All Chromium-based browsers, such as Google Chrome, Brave, and Microsoft Edge, have the “application mode” feature, which generates interfaces of websites to be opened, viewed, and used as applications. However, hackers have made a way to abuse this feature for phishing attacks to steal data from unaware users.
Since the app mode for Chrome-based web browsers allows users to navigate websites in a simplistic interface, hackers were able to use it to hide malicious links and obvious signs of fraud.
Once a website is in app mode, the window in which it will appear will not display the URL address bar, browser toolbars, and other typical browser settings but will rather display a neat and simplistic browsing environment for users who prefer a neat-looking UI on desktop.

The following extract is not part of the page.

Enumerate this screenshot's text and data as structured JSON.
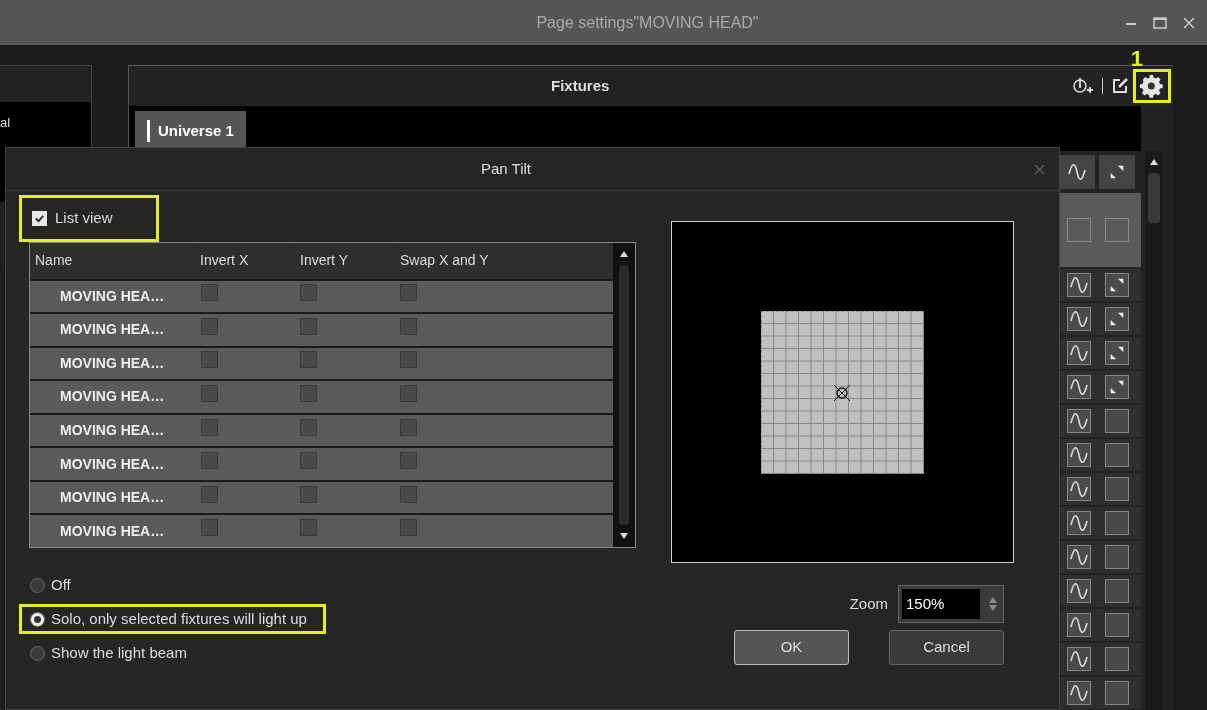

Because of these features, phishing operators began creating fake overlays of desktop login forms to sneak their malicious plans against users that are not careful about their browsing security. In this campaign, the operators lure the victims into running a Windows shortcut that launches their phishing link using the app mode feature.
For Windows OS users with pre-installed MS Edge browsers, hackers could easily spread Windows shortcut files to launch the said browser but are implanted with malware that can impact the targeted victim.
A challenge the hackers would face with this attack scheme is the strong prerequisite of requiring initial access to the user’s computer. In achieving this requirement, observations reveal that the hackers can use a portable HTML file to execute their attacks, as they embed the “-app” parameter to redirect users to a phishing site and spread the malware-infected files.
In other instances, hackers have also used the “Browser-in-the-Browser” (BitB) attack technique to insert a fake address bar through some HTML/CSS coding and create software imitations for MS 365, MS Teams, VPN login prompts, and others. macOS and Linux are also prone to these attacks if the hackers have implemented the correct commands for these OS types.